Monday, October 12, 2009
As we know in Maus I & Maus II, Art Spiegelmen depicts people as anthropomorphic animals: the mice are Jews, the cats are German, the pigs are Poles, the dogs are American, etc. In class, Dr. Hancock briefly went over this while going through the Maus CD-ROM. So, to clarify, what is the significance of Spiegelman's choice to use a different type of animal for each race and how does it impact the story of Spiegelman and his father? Vladek's personality was significantly affected by the Holocaust and his experiences. Because of the incidents Vladek went through, his personality also changed dramatically.

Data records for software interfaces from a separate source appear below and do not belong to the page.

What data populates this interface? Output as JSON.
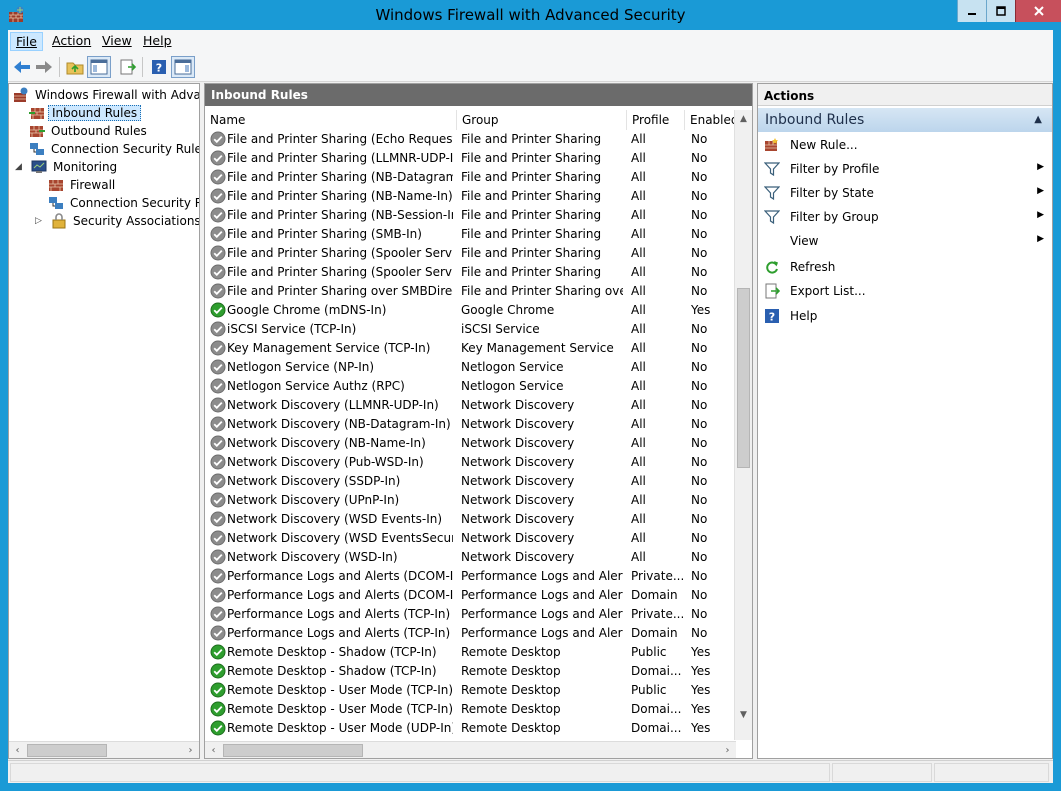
{
  "window": {
    "title": "Windows Firewall with Advanced Security"
  },
  "menu": {
    "file": "File",
    "action": "Action",
    "view": "View",
    "help": "Help"
  },
  "tree": {
    "root": "Windows Firewall with Advanced Security",
    "inbound": "Inbound Rules",
    "outbound": "Outbound Rules",
    "connection": "Connection Security Rules",
    "monitoring": "Monitoring",
    "firewall": "Firewall",
    "mon_connection": "Connection Security Rules",
    "security_assoc": "Security Associations"
  },
  "middle": {
    "header": "Inbound Rules",
    "columns": {
      "name": "Name",
      "group": "Group",
      "profile": "Profile",
      "enabled": "Enabled"
    },
    "rows": [
      {
        "name": "File and Printer Sharing (Echo Request - I...",
        "group": "File and Printer Sharing",
        "profile": "All",
        "enabled": "No"
      },
      {
        "name": "File and Printer Sharing (LLMNR-UDP-In)",
        "group": "File and Printer Sharing",
        "profile": "All",
        "enabled": "No"
      },
      {
        "name": "File and Printer Sharing (NB-Datagram-In)",
        "group": "File and Printer Sharing",
        "profile": "All",
        "enabled": "No"
      },
      {
        "name": "File and Printer Sharing (NB-Name-In)",
        "group": "File and Printer Sharing",
        "profile": "All",
        "enabled": "No"
      },
      {
        "name": "File and Printer Sharing (NB-Session-In)",
        "group": "File and Printer Sharing",
        "profile": "All",
        "enabled": "No"
      },
      {
        "name": "File and Printer Sharing (SMB-In)",
        "group": "File and Printer Sharing",
        "profile": "All",
        "enabled": "No"
      },
      {
        "name": "File and Printer Sharing (Spooler Service -...",
        "group": "File and Printer Sharing",
        "profile": "All",
        "enabled": "No"
      },
      {
        "name": "File and Printer Sharing (Spooler Service -...",
        "group": "File and Printer Sharing",
        "profile": "All",
        "enabled": "No"
      },
      {
        "name": "File and Printer Sharing over SMBDirect (i...",
        "group": "File and Printer Sharing over...",
        "profile": "All",
        "enabled": "No"
      },
      {
        "name": "Google Chrome (mDNS-In)",
        "group": "Google Chrome",
        "profile": "All",
        "enabled": "Yes"
      },
      {
        "name": "iSCSI Service (TCP-In)",
        "group": "iSCSI Service",
        "profile": "All",
        "enabled": "No"
      },
      {
        "name": "Key Management Service (TCP-In)",
        "group": "Key Management Service",
        "profile": "All",
        "enabled": "No"
      },
      {
        "name": "Netlogon Service (NP-In)",
        "group": "Netlogon Service",
        "profile": "All",
        "enabled": "No"
      },
      {
        "name": "Netlogon Service Authz (RPC)",
        "group": "Netlogon Service",
        "profile": "All",
        "enabled": "No"
      },
      {
        "name": "Network Discovery (LLMNR-UDP-In)",
        "group": "Network Discovery",
        "profile": "All",
        "enabled": "No"
      },
      {
        "name": "Network Discovery (NB-Datagram-In)",
        "group": "Network Discovery",
        "profile": "All",
        "enabled": "No"
      },
      {
        "name": "Network Discovery (NB-Name-In)",
        "group": "Network Discovery",
        "profile": "All",
        "enabled": "No"
      },
      {
        "name": "Network Discovery (Pub-WSD-In)",
        "group": "Network Discovery",
        "profile": "All",
        "enabled": "No"
      },
      {
        "name": "Network Discovery (SSDP-In)",
        "group": "Network Discovery",
        "profile": "All",
        "enabled": "No"
      },
      {
        "name": "Network Discovery (UPnP-In)",
        "group": "Network Discovery",
        "profile": "All",
        "enabled": "No"
      },
      {
        "name": "Network Discovery (WSD Events-In)",
        "group": "Network Discovery",
        "profile": "All",
        "enabled": "No"
      },
      {
        "name": "Network Discovery (WSD EventsSecure-In)",
        "group": "Network Discovery",
        "profile": "All",
        "enabled": "No"
      },
      {
        "name": "Network Discovery (WSD-In)",
        "group": "Network Discovery",
        "profile": "All",
        "enabled": "No"
      },
      {
        "name": "Performance Logs and Alerts (DCOM-In)",
        "group": "Performance Logs and Alerts",
        "profile": "Private...",
        "enabled": "No"
      },
      {
        "name": "Performance Logs and Alerts (DCOM-In)",
        "group": "Performance Logs and Alerts",
        "profile": "Domain",
        "enabled": "No"
      },
      {
        "name": "Performance Logs and Alerts (TCP-In)",
        "group": "Performance Logs and Alerts",
        "profile": "Private...",
        "enabled": "No"
      },
      {
        "name": "Performance Logs and Alerts (TCP-In)",
        "group": "Performance Logs and Alerts",
        "profile": "Domain",
        "enabled": "No"
      },
      {
        "name": "Remote Desktop - Shadow (TCP-In)",
        "group": "Remote Desktop",
        "profile": "Public",
        "enabled": "Yes"
      },
      {
        "name": "Remote Desktop - Shadow (TCP-In)",
        "group": "Remote Desktop",
        "profile": "Domai...",
        "enabled": "Yes"
      },
      {
        "name": "Remote Desktop - User Mode (TCP-In)",
        "group": "Remote Desktop",
        "profile": "Public",
        "enabled": "Yes"
      },
      {
        "name": "Remote Desktop - User Mode (TCP-In)",
        "group": "Remote Desktop",
        "profile": "Domai...",
        "enabled": "Yes"
      },
      {
        "name": "Remote Desktop - User Mode (UDP-In)",
        "group": "Remote Desktop",
        "profile": "Domai...",
        "enabled": "Yes"
      }
    ]
  },
  "actions": {
    "title": "Actions",
    "section": "Inbound Rules",
    "items": [
      {
        "label": "New Rule...",
        "icon": "new-rule-icon"
      },
      {
        "label": "Filter by Profile",
        "icon": "filter-icon",
        "submenu": true
      },
      {
        "label": "Filter by State",
        "icon": "filter-icon",
        "submenu": true
      },
      {
        "label": "Filter by Group",
        "icon": "filter-icon",
        "submenu": true
      },
      {
        "label": "View",
        "icon": "",
        "submenu": true
      },
      {
        "label": "Refresh",
        "icon": "refresh-icon"
      },
      {
        "label": "Export List...",
        "icon": "export-icon"
      },
      {
        "label": "Help",
        "icon": "help-icon"
      }
    ]
  },
  "colors": {
    "title_bg": "#1a9ad6",
    "pane_header": "#6b6b6b",
    "enabled_green": "#2e9e2e",
    "disabled_gray": "#8c8c8c",
    "close_red": "#c7505c"
  }
}
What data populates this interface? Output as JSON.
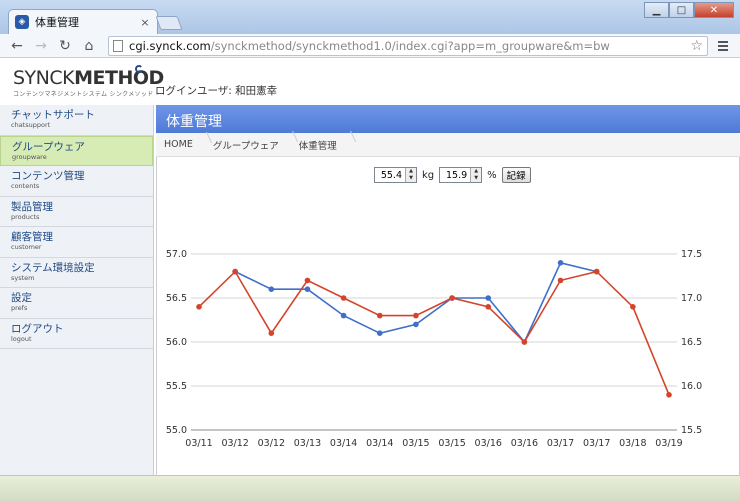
{
  "browser": {
    "tab_title": "体重管理",
    "tab_close": "×",
    "url_host": "cgi.synck.com",
    "url_path": "/synckmethod/synckmethod1.0/index.cgi?app=m_groupware&m=bw"
  },
  "header": {
    "logo_light": "SYNCK",
    "logo_bold": "METHOD",
    "logo_sub": "コンテンツマネジメントシステム シンクメソッド",
    "login_user": "ログインユーザ: 和田憲幸"
  },
  "sidebar": {
    "items": [
      {
        "label": "チャットサポート",
        "sub": "chatsupport"
      },
      {
        "label": "グループウェア",
        "sub": "groupware",
        "active": true
      },
      {
        "label": "コンテンツ管理",
        "sub": "contents"
      },
      {
        "label": "製品管理",
        "sub": "products"
      },
      {
        "label": "顧客管理",
        "sub": "customer"
      },
      {
        "label": "システム環境設定",
        "sub": "system"
      },
      {
        "label": "設定",
        "sub": "prefs"
      },
      {
        "label": "ログアウト",
        "sub": "logout"
      }
    ]
  },
  "main": {
    "title": "体重管理",
    "breadcrumb": [
      "HOME",
      "グループウェア",
      "体重管理"
    ]
  },
  "form": {
    "weight_value": "55.4",
    "weight_unit": "kg",
    "fat_value": "15.9",
    "fat_unit": "%",
    "record_label": "記録"
  },
  "colors": {
    "weight_series": "#3f6fc9",
    "fat_series": "#d4442a"
  },
  "chart_data": {
    "type": "line",
    "x": [
      "03/11",
      "03/12",
      "03/12",
      "03/13",
      "03/14",
      "03/14",
      "03/15",
      "03/15",
      "03/16",
      "03/16",
      "03/17",
      "03/17",
      "03/18",
      "03/19"
    ],
    "series": [
      {
        "axis": "left",
        "color": "#3f6fc9",
        "values": [
          null,
          56.8,
          56.6,
          56.6,
          56.3,
          56.1,
          56.2,
          56.5,
          56.5,
          56.0,
          56.9,
          56.8,
          null,
          null
        ]
      },
      {
        "axis": "right",
        "color": "#d4442a",
        "values": [
          16.9,
          17.3,
          16.6,
          17.2,
          17.0,
          16.8,
          16.8,
          17.0,
          16.9,
          16.5,
          17.2,
          17.3,
          16.9,
          15.9
        ]
      }
    ],
    "y_left": {
      "range": [
        55.0,
        57.0
      ],
      "ticks": [
        "55.0",
        "55.5",
        "56.0",
        "56.5",
        "57.0"
      ]
    },
    "y_right": {
      "range": [
        15.5,
        17.5
      ],
      "ticks": [
        "15.5",
        "16.0",
        "16.5",
        "17.0",
        "17.5"
      ]
    },
    "grid": true
  }
}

Examples of this are shown throughout the book such as when Art visits Vladek, yet Vladek is very reluctant to talk about his past with anyone. He seems to be quite afraid that he will relive the pain from WWII, and therefore getting close to anyone. Due to the emphasis on Vladek's experiences, Maus greatly focuses on Jewish people, but generally avoids issues of religion. To what extent do the major characters portray their religious views? What role does religion play in their lives?